*REQUIRED WORK:*
Filter the listing below down to the lines with the word "data" and copy those.

*RECORDS:*
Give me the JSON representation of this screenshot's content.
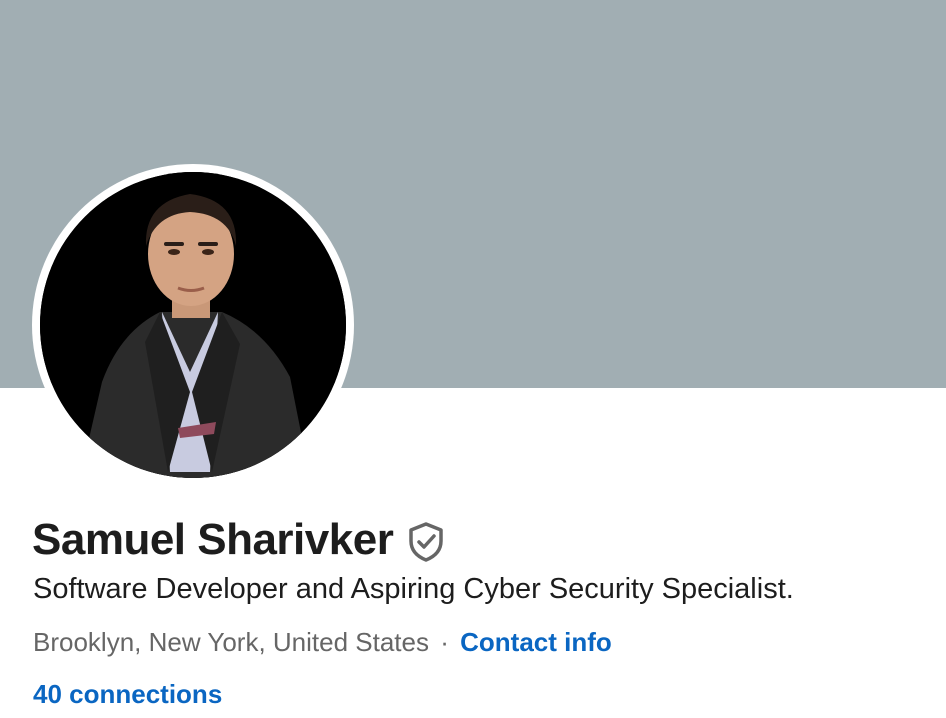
{
  "profile": {
    "name": "Samuel Sharivker",
    "verified_icon": "shield-check-icon",
    "headline": "Software Developer and Aspiring Cyber Security Specialist.",
    "location": "Brooklyn, New York, United States",
    "separator": "·",
    "contact_info_label": "Contact info",
    "connections_label": "40 connections"
  },
  "colors": {
    "banner": "#a1aeb3",
    "link": "#0a66c2",
    "name_text": "#1d1d1d",
    "secondary_text": "#666666",
    "avatar_background": "#000000"
  }
}
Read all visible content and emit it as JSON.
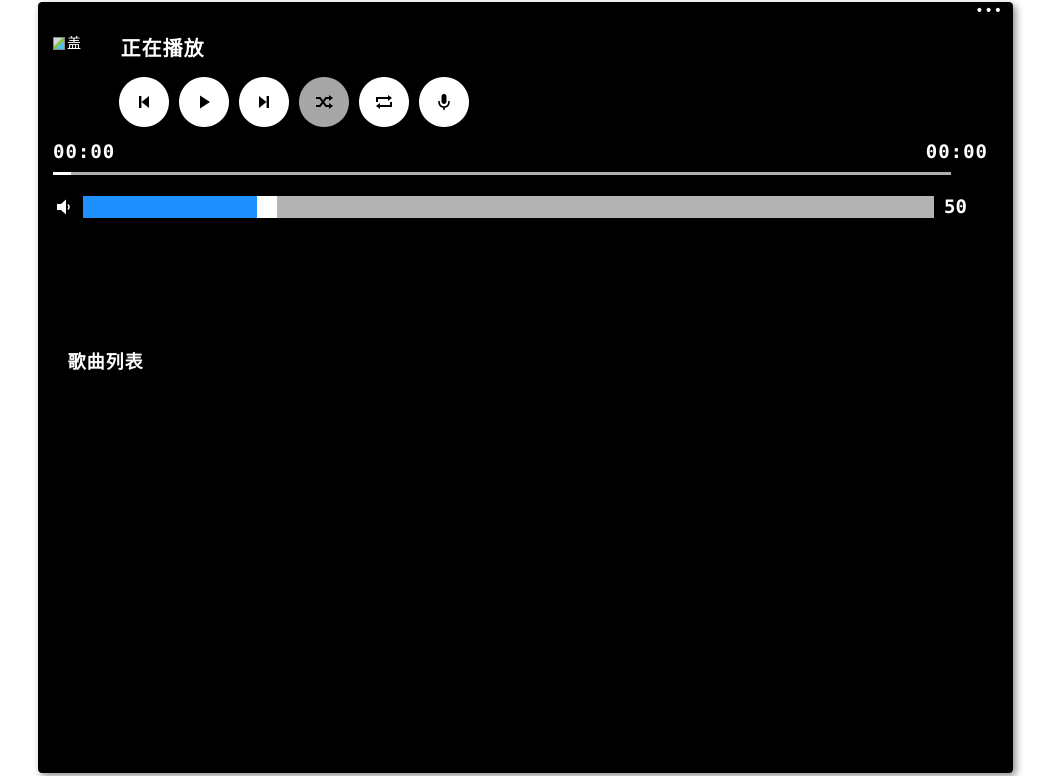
{
  "header": {
    "more_label": "•••",
    "cover_alt": "盖",
    "now_playing_label": "正在播放"
  },
  "controls": [
    {
      "name": "previous-button",
      "icon": "skip-previous-icon",
      "active": false
    },
    {
      "name": "play-button",
      "icon": "play-icon",
      "active": false
    },
    {
      "name": "next-button",
      "icon": "skip-next-icon",
      "active": false
    },
    {
      "name": "shuffle-button",
      "icon": "shuffle-icon",
      "active": true
    },
    {
      "name": "repeat-button",
      "icon": "repeat-icon",
      "active": false
    },
    {
      "name": "microphone-button",
      "icon": "microphone-icon",
      "active": false
    }
  ],
  "progress": {
    "current_time": "00:00",
    "total_time": "00:00",
    "fraction": 0.02
  },
  "volume": {
    "icon": "volume-icon",
    "value": "50",
    "fraction": 0.205
  },
  "playlist": {
    "title": "歌曲列表",
    "items": []
  },
  "colors": {
    "background": "#000000",
    "volume_fill": "#1e90ff",
    "track": "#b3b3b3",
    "active_control": "#a6a6a6"
  }
}
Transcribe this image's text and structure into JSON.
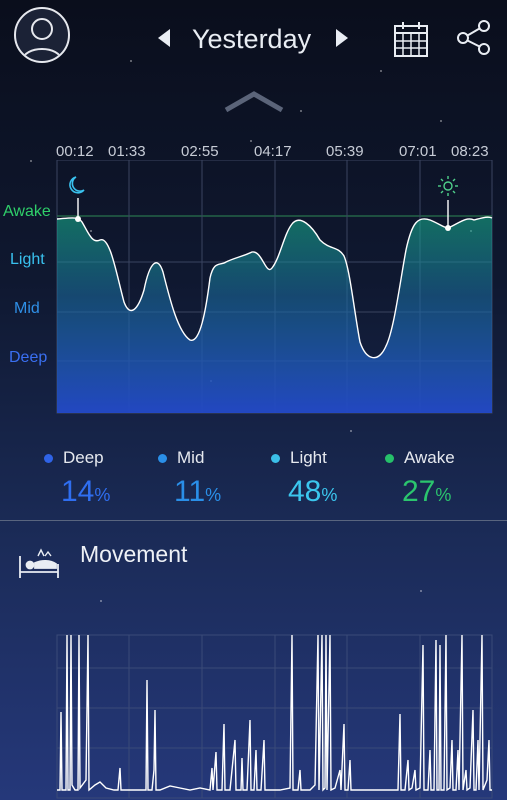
{
  "header": {
    "title": "Yesterday",
    "prev_icon": "chevron-left-icon",
    "next_icon": "chevron-right-icon",
    "calendar_icon": "calendar-icon",
    "share_icon": "share-icon",
    "avatar_icon": "user-avatar-icon"
  },
  "sleep_chart": {
    "time_ticks": [
      "00:12",
      "01:33",
      "02:55",
      "04:17",
      "05:39",
      "07:01",
      "08:23"
    ],
    "stages": {
      "awake": "Awake",
      "light": "Light",
      "mid": "Mid",
      "deep": "Deep"
    },
    "start_icon": "moon-icon",
    "end_icon": "sun-icon"
  },
  "summary": {
    "items": [
      {
        "label": "Deep",
        "value": "14",
        "unit": "%",
        "color": "#2f63e6"
      },
      {
        "label": "Mid",
        "value": "11",
        "unit": "%",
        "color": "#2a8fe8"
      },
      {
        "label": "Light",
        "value": "48",
        "unit": "%",
        "color": "#3bbfe8"
      },
      {
        "label": "Awake",
        "value": "27",
        "unit": "%",
        "color": "#26c06a"
      }
    ]
  },
  "movement": {
    "title": "Movement",
    "icon": "bed-movement-icon"
  },
  "colors": {
    "awake": "#2fcf6a",
    "light": "#39c1ee",
    "mid": "#2f8fe6",
    "deep": "#2f63e6"
  }
}
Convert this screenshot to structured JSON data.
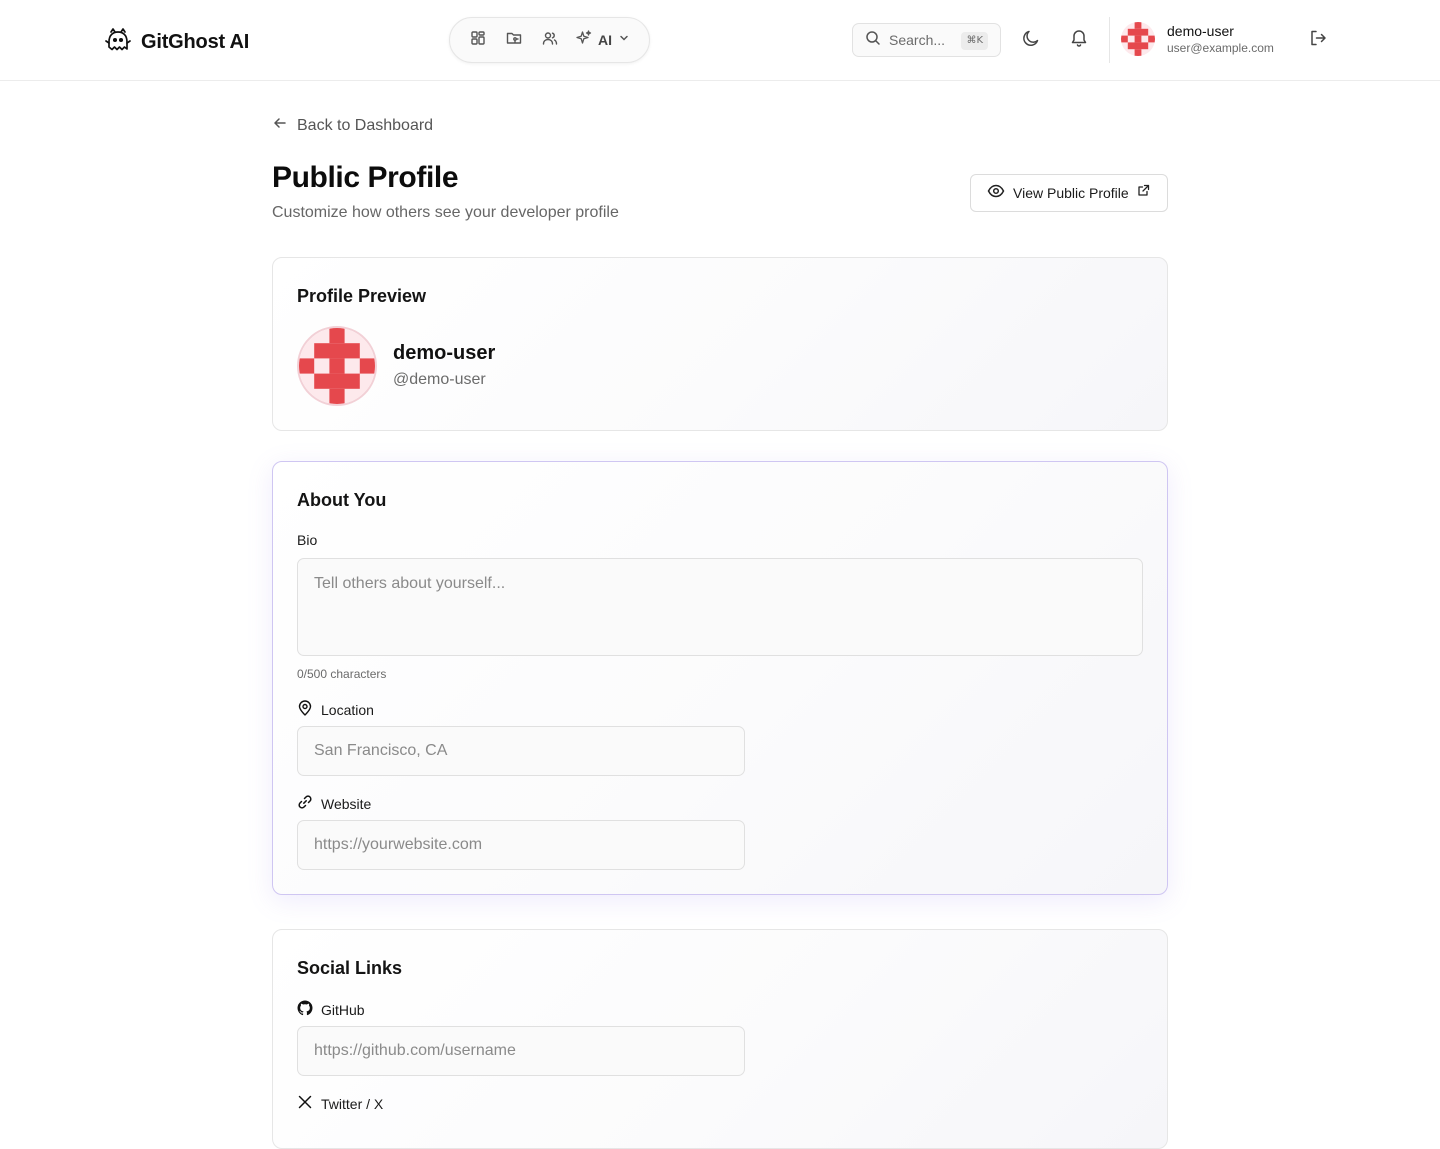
{
  "app": {
    "name": "GitGhost AI"
  },
  "nav": {
    "ai_label": "AI"
  },
  "search": {
    "placeholder": "Search...",
    "shortcut": "⌘K"
  },
  "user": {
    "name": "demo-user",
    "email": "user@example.com"
  },
  "page": {
    "back_label": "Back to Dashboard",
    "title": "Public Profile",
    "subtitle": "Customize how others see your developer profile",
    "view_button": "View Public Profile"
  },
  "preview": {
    "title": "Profile Preview",
    "name": "demo-user",
    "handle": "@demo-user"
  },
  "about": {
    "title": "About You",
    "bio_label": "Bio",
    "bio_placeholder": "Tell others about yourself...",
    "bio_value": "",
    "bio_counter": "0/500 characters",
    "location_label": "Location",
    "location_placeholder": "San Francisco, CA",
    "location_value": "",
    "website_label": "Website",
    "website_placeholder": "https://yourwebsite.com",
    "website_value": ""
  },
  "social": {
    "title": "Social Links",
    "github_label": "GitHub",
    "github_placeholder": "https://github.com/username",
    "github_value": "",
    "twitter_label": "Twitter / X"
  },
  "colors": {
    "avatar_red": "#e5484d",
    "avatar_light": "#fde9ec",
    "accent_border": "#cfc6f2"
  }
}
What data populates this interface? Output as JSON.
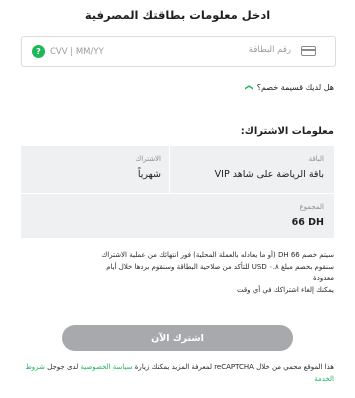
{
  "title": "ادخل معلومات بطاقتك المصرفية",
  "card": {
    "number_placeholder": "رقم البطاقة",
    "cvv_placeholder": "CVV | MM/YY",
    "help_glyph": "?"
  },
  "discount": {
    "label": "هل لديك قسيمة خصم؟",
    "chevron": "❯"
  },
  "subscription": {
    "heading": "معلومات الاشتراك:",
    "plan_label": "الباقة",
    "plan_value": "باقة الرياضة على شاهد VIP",
    "sub_label": "الاشتراك",
    "sub_value": "شهرياً",
    "total_label": "المجموع",
    "total_value": "66 DH"
  },
  "notice": {
    "line1": "سيتم خصم DH 66 (أو ما يعادله بالعملة المحلية) فور انتهائك من عملية الاشتراك",
    "line2": "سنقوم بخصم مبلغ ٠.٨ USD للتأكد من صلاحية البطاقة وسنقوم بردها خلال أيام",
    "line3": "معدودة",
    "line4": "يمكنك إلغاء اشتراكك في أي وقت"
  },
  "subscribe_button": "اشترك الآن",
  "recaptcha": {
    "text": "هذا الموقع محمي من خلال reCAPTCHA لمعرفة المزيد يمكنك زيارة",
    "privacy_link": "سياسة الخصوصية",
    "middle": "لدى جوجل",
    "terms_link": "شروط الخدمة"
  },
  "colors": {
    "accent": "#1fb75a",
    "button_disabled": "#a7a9ac",
    "panel": "#eff0f1"
  }
}
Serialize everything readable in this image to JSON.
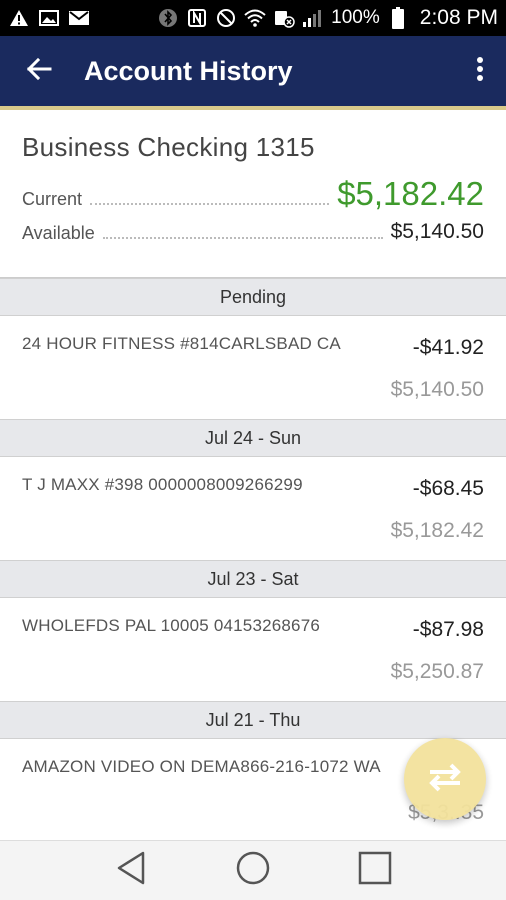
{
  "status_bar": {
    "battery": "100%",
    "time": "2:08 PM"
  },
  "app_bar": {
    "title": "Account History"
  },
  "account": {
    "name": "Business Checking 1315",
    "current_label": "Current",
    "current_value": "$5,182.42",
    "available_label": "Available",
    "available_value": "$5,140.50",
    "current_color": "#3f9a2d"
  },
  "sections": [
    {
      "header": "Pending",
      "transactions": [
        {
          "description": "24 HOUR FITNESS #814CARLSBAD CA",
          "amount": "-$41.92",
          "balance": "$5,140.50"
        }
      ]
    },
    {
      "header": "Jul 24 - Sun",
      "transactions": [
        {
          "description": "T J MAXX #398 0000008009266299",
          "amount": "-$68.45",
          "balance": "$5,182.42"
        }
      ]
    },
    {
      "header": "Jul 23 - Sat",
      "transactions": [
        {
          "description": "WHOLEFDS PAL 10005 04153268676",
          "amount": "-$87.98",
          "balance": "$5,250.87"
        }
      ]
    },
    {
      "header": "Jul 21 - Thu",
      "transactions": [
        {
          "description": "AMAZON VIDEO ON DEMA866-216-1072 WA",
          "amount": "",
          "balance": "$5,3..35"
        }
      ]
    }
  ],
  "colors": {
    "app_bar": "#1a2a5e",
    "accent_gold": "#d9c98a",
    "fab": "#f3e29c"
  },
  "icons": {
    "back": "arrow-left-icon",
    "more": "more-vertical-icon",
    "fab": "transfer-arrows-icon",
    "nav": [
      "back-triangle-icon",
      "home-circle-icon",
      "recents-square-icon"
    ]
  }
}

*RESULT OF THIS EXERCISE:*
Convert this screenshot to structured JSON data.
What data populates this interface? Output as JSON.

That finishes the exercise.